Speakers at AquaVitae´s workshop at EMD. From left to right: Philip James, Ólavur Gregersen, Ann Wu, Sylvain Huchette, Gercende Courtois, and Cliff Jones (online). Photo: ©AquaVitae.
European Maritime Day (EMD) was celebrated in Ravenna, Italy, from 19th to 20th May. This year’s topic was Sustainable blue economy for green recovery.
This 2-day-event consist of thematic sessions, networking meetings and workshops. Out of 70 applications, 24 were accepted to present a workshop. AquaVitae, a project funded by H2020, was one of them.
50 participants attended physically and online the workshop Joining forces from Europe to South Africa with new food systems in aquaculture. It was organized by CETMAR (Spain) and presented in a round-table format on May 20th.
Philip James, AquaVitae´s coordinator, led a discussion among 5 researchers of the project: Gercende Courtois de Viçose, from ULPGC (Spain), Sylvain Huchette, from France Haliotis (France), Ólavur Gregersen, from Ocean Rainforest (Faroe Islands), Cliff Jones and Ann Wu, from Rhodes University (South Africa).
The 4 countries are working with the same techniques and species: algae and abalone. As Ólavur Gregersen, from Ocean Rainforest, explained, one of the objectives of AquaVitae is to investigate how to cultivate ocean species more sustainably. The culture of low-trophic allows to produce more protein with a low environmental impact in a circular economy basis.
In that sense, the speakers highlighted the advantages of growing in an IMTA (Integrated Multitrophic Aquaculture) system where one species feeds on another. For example, abalone feeds on macroalgae and, at the same time, algae collect CO2. In fact, carbon sequestration is another objective, with “the removal of 1.1 million tones of CO2 by 2030”, remarked Ólavur.
The data obtained allows them to either improve the systems or implement them: “We have been inspired by South Africa to do land-based macroalgae production tanks. It has been a challenge to replicate the techniques in Europe”, said Sylvain Huchette, CEO of France Halotis.
Philip James emphasized: “It is not only about the results, but about the collaboration”, encouraging more projects to be developed regardless the geographical gap in order to increase sustainability together.

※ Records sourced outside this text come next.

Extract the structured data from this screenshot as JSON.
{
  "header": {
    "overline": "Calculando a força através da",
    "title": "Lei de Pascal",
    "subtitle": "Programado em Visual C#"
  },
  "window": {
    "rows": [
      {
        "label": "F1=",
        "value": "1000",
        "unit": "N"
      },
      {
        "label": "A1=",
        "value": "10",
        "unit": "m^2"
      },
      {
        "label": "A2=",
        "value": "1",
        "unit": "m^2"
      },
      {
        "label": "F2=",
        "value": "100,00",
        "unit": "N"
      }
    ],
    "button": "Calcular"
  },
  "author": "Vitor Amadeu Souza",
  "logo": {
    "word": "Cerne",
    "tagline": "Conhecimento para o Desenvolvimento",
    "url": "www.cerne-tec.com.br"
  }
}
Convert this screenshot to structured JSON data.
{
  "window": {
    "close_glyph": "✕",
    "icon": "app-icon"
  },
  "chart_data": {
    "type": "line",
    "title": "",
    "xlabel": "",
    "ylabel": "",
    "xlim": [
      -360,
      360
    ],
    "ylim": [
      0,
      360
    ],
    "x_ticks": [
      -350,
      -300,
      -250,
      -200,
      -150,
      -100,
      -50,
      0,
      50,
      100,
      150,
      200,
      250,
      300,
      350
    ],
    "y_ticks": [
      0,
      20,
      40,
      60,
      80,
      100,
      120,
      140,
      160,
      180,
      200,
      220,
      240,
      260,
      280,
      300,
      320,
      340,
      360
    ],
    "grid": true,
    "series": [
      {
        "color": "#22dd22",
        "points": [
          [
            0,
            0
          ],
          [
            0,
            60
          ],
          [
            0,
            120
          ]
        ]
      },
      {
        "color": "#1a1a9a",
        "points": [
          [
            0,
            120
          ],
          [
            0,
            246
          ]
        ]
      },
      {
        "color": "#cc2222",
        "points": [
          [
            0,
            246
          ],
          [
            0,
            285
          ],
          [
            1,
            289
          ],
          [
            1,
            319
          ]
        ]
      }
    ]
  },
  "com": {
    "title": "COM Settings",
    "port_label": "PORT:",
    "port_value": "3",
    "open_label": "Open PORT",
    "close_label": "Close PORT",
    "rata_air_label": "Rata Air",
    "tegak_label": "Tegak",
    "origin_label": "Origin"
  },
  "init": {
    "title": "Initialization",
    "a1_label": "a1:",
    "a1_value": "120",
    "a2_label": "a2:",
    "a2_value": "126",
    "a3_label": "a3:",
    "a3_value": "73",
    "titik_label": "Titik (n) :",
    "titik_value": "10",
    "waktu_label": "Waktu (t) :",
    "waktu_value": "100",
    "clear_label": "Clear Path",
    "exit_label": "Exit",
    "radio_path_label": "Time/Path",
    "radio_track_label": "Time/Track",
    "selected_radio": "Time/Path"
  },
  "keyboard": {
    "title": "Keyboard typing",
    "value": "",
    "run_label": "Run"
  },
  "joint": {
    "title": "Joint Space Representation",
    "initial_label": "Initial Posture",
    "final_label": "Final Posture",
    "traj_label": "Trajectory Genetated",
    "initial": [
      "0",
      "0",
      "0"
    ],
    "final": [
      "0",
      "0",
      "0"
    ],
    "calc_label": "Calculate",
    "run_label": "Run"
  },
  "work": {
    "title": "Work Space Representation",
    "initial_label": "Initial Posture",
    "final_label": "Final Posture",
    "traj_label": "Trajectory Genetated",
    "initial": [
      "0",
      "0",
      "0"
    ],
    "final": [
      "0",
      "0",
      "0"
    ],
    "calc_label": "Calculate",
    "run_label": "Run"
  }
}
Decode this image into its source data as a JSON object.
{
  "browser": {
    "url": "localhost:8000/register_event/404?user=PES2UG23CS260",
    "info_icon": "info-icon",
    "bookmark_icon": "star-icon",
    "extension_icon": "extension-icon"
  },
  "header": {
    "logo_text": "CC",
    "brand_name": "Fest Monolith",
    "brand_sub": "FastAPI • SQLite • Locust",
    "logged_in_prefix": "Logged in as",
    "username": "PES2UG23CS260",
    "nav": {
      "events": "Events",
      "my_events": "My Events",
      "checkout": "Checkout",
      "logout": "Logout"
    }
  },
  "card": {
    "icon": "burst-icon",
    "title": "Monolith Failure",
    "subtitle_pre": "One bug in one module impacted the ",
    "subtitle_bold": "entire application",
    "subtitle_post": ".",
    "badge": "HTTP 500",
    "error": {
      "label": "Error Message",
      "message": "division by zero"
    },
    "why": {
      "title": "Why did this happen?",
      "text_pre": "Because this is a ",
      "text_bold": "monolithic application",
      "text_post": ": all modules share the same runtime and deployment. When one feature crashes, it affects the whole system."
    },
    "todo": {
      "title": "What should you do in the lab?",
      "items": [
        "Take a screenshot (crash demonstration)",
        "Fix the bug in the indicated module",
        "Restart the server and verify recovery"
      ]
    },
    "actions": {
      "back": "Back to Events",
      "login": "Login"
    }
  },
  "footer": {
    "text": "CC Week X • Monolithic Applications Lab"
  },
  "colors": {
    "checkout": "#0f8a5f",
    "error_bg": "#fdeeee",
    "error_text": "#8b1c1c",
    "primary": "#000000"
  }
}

During the debate, the audience showed interest in algae production, sustainable production of new species, the mechanisms to facilitate international cooperation in research and the use of the results by the industry, among others.
AquaVitae project is funded by the Horizon 2020 and it is represented by 35 partners from the Atlantic basin: Europe, America (North and South), Namibia and South Africa belong to the consortium.